Eight doctoral students explained their years of research and its importance in under three minutes during the finals of Carnegie Mellon University's Three Minute Thesis (3MT), held Wednesday in the College of Fine Arts' Kresge Theatre.
First place went to Piyumi Wijesekara from the Department of Biomedical Engineering, second place went to Suzy Li, who is studying architecture in the School of Fine Arts, and third place went to Emma Benjaminson of the Department of Mechanical Engineering. The People's Choice Award — selected by the audience in the theater — went to Mohammad Ayaz Masud, who is studying electrical and computer engineering. Materials science & engineering student Amaranth Karra was selected as the Alumni Choice Award winner by online votes from alumni watching the livestream.
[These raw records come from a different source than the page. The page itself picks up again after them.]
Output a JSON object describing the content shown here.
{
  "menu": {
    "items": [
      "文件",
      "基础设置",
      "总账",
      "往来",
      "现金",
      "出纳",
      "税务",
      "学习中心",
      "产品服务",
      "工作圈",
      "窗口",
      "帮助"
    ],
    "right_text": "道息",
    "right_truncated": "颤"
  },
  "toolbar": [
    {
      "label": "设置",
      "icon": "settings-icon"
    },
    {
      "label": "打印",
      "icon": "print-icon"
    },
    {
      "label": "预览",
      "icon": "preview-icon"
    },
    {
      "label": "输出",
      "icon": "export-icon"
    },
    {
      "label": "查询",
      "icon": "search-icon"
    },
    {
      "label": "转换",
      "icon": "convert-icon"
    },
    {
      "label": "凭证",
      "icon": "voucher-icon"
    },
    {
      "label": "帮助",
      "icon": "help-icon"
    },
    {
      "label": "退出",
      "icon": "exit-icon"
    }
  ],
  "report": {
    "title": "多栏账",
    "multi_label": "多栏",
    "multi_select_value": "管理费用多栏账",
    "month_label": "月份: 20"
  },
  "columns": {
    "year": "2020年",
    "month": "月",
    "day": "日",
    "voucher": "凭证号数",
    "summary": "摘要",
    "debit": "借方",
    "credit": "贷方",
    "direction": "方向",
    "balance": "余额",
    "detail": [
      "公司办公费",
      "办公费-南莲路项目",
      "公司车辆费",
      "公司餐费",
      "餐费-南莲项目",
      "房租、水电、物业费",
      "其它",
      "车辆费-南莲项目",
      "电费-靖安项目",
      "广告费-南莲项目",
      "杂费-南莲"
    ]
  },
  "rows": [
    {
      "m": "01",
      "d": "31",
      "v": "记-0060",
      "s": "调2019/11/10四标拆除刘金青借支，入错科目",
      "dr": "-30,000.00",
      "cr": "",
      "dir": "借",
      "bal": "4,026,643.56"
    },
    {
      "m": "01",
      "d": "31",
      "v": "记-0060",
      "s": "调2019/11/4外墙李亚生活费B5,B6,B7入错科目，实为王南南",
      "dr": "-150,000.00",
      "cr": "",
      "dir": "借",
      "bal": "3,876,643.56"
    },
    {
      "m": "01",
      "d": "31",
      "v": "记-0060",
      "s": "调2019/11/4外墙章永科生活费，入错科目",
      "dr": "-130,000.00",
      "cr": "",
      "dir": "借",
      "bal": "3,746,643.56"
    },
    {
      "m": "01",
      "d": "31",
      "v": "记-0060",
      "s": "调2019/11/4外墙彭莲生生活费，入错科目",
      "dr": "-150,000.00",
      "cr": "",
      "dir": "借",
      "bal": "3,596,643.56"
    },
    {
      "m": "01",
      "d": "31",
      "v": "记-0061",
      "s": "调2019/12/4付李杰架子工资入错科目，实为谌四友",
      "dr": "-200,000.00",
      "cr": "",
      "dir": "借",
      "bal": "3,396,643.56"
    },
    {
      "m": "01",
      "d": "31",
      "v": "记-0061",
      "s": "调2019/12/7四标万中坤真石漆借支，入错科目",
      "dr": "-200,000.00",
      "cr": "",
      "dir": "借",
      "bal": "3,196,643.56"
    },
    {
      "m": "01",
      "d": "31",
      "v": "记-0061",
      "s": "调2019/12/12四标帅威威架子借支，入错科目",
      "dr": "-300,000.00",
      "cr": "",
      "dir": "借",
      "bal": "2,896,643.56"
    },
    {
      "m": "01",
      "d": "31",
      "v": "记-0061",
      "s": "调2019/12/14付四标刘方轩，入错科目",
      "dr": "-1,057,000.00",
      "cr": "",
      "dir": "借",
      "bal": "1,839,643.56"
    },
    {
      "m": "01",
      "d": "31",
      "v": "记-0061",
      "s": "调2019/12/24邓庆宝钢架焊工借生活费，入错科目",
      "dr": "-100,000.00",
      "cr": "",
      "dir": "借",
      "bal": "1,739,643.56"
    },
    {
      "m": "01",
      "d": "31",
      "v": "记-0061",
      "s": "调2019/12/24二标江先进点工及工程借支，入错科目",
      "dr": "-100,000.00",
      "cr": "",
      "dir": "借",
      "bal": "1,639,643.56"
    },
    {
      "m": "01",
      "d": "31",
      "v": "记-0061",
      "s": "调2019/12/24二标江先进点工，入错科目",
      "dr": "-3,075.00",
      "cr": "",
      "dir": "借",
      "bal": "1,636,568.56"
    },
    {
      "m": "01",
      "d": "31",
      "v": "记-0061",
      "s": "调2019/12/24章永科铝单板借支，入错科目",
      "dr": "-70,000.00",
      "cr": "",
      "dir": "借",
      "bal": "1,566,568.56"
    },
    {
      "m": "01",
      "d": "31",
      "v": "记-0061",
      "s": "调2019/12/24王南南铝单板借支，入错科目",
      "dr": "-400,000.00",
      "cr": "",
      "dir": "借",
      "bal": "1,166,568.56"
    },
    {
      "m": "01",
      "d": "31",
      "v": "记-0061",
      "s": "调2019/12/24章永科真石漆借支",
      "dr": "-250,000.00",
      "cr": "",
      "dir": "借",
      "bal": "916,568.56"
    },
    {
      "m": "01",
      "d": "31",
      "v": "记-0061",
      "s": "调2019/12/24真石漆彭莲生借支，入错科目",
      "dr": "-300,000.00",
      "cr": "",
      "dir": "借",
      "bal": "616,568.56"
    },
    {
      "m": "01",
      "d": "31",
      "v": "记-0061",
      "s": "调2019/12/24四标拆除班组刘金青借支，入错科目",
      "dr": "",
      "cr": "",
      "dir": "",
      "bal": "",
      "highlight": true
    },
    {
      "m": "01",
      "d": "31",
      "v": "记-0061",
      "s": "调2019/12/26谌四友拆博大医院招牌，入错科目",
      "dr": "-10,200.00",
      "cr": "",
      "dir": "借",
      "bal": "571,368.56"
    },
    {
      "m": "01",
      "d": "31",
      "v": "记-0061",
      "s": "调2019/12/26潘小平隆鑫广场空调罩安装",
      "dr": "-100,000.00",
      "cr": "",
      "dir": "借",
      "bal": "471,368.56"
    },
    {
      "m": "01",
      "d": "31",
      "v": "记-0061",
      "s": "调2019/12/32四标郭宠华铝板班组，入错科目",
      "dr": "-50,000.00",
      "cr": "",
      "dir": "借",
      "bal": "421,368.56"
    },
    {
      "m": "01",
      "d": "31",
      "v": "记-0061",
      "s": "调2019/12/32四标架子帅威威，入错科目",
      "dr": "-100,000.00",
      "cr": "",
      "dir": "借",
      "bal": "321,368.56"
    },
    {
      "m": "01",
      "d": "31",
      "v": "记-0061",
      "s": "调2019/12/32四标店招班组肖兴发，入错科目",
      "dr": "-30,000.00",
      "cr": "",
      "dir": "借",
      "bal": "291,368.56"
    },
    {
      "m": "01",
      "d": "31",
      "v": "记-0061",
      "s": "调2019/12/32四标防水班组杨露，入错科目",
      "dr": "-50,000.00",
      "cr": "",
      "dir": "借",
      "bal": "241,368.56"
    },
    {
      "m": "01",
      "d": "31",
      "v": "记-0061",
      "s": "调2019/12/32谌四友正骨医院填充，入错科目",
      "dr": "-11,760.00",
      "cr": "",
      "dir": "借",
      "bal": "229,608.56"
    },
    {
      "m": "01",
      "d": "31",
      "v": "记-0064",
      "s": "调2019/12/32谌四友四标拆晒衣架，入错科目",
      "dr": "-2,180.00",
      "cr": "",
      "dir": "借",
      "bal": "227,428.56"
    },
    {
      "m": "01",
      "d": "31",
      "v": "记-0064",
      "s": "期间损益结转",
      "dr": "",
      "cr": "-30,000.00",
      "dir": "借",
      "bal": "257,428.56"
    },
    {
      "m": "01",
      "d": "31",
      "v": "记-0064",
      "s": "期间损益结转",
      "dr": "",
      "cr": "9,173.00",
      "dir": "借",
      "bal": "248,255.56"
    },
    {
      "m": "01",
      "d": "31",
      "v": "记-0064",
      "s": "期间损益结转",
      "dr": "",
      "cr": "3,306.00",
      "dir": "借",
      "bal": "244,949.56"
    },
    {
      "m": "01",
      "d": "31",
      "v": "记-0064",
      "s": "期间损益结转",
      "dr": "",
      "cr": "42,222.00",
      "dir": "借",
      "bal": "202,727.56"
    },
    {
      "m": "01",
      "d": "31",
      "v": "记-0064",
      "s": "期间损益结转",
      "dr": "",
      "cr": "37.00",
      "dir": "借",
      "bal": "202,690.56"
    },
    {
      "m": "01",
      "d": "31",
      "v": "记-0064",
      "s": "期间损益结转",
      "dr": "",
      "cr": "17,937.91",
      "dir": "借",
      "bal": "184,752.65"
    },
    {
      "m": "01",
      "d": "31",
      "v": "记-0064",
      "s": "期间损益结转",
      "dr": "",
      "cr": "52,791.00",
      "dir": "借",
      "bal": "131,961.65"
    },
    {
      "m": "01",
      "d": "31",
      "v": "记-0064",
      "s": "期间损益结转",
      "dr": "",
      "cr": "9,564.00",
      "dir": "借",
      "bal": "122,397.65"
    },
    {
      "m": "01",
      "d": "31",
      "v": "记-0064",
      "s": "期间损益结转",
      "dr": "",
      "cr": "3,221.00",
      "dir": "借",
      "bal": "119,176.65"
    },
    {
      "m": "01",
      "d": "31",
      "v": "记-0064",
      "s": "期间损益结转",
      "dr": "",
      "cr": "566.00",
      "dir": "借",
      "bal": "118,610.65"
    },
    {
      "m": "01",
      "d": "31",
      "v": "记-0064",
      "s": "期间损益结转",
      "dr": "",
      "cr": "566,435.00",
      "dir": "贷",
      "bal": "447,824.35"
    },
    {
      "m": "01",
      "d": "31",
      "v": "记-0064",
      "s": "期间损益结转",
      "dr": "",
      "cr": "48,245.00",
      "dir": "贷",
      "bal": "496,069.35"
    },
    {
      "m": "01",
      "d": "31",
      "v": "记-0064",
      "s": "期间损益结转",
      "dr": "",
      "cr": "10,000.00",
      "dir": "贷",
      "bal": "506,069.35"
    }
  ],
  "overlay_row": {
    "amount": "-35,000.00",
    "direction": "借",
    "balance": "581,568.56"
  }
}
The event, which returned for its seventh year at Carnegie Mellon, after a two-year break due to the pandemic, started at the University of Queensland in 2008 and has been adopted by hundreds of institutions. Keith Webster, the Helen and Henry Posner, Jr. Dean of the University Libraries, who brought the competition to CMU, served as host of Wednesday’ finals.
Wijesekara, a doctoral student in the College of Engineering whose research involves engineering mini-lung tissue to study lung biology, lung diseases and targeted therapies attributes her success to the timeliness of her topic. Having an accurate lung model is critical to respond swiftly to public health crises like COVID and makes us better prepared for another pandemic.
“Since I’m doing research on a topic that is relevant at this time, that probably made me stand out to the audience and judges,” Wijesekara said. “We are still in a pandemic and are in dire need of inventing or engineering models to come up with solutions for this pandemic. Since everyone has gone through this tough time, maybe they can relate to this problem more.”
Masud, also from the College of Engineering, is working on a breakthrough memory device that will enable high density storage with minimum energy expenditure. His lab mate encouraged him to compete in 3MT, which he found to be a fun and valuable challenge. After the experience, he encourages other grad students to participate in 3MT.
“It was fun to talk about my research and to get the People’s Choice award feels good, but the biggest reason to participate in 3MT is that you can spend a lot of time thinking about your research not to present to a committee or to professors but to present to a general audience,” said Masud. “That allows you to discover the most important parts of your research and makes it a really enjoyable process.”
Like first-place winner Wijesekara, who overcame her fear of public speaking by practicing her presentation in front of audiences of friends and colleagues, second-place winner Li participated in 3MT to become more comfortable with public speaking, which she says is a valuable skill for PhD students of any discipline.
Li, who presented a talk on her research into creating smarter urban surfaces to bring benefits to climate change, human health and social equity, had previously participated in the 2020 3MT preliminary rounds, which were prematurely cut short due to the pandemic. She did not win her preliminary round that year and in the two years since, she continued to refine her presentation and sought help from the Student Academic Success Center.
In the end, it’s all worth it if she’s able to get her message out to a broader audience.
“Urban surfaces – roofs, streets and parking lots – are so common, they are everywhere,” Li said. “This topic is relevant because we are now facing urban heat and flooding problems everyday. I hope the data points I shared in the presentation catch people’s attention and make them realize that what a big problem we’re facing. It will be good if my presentation makes people start to think about this topic.”
by Shannon Riffe, Associate Dean, External Relations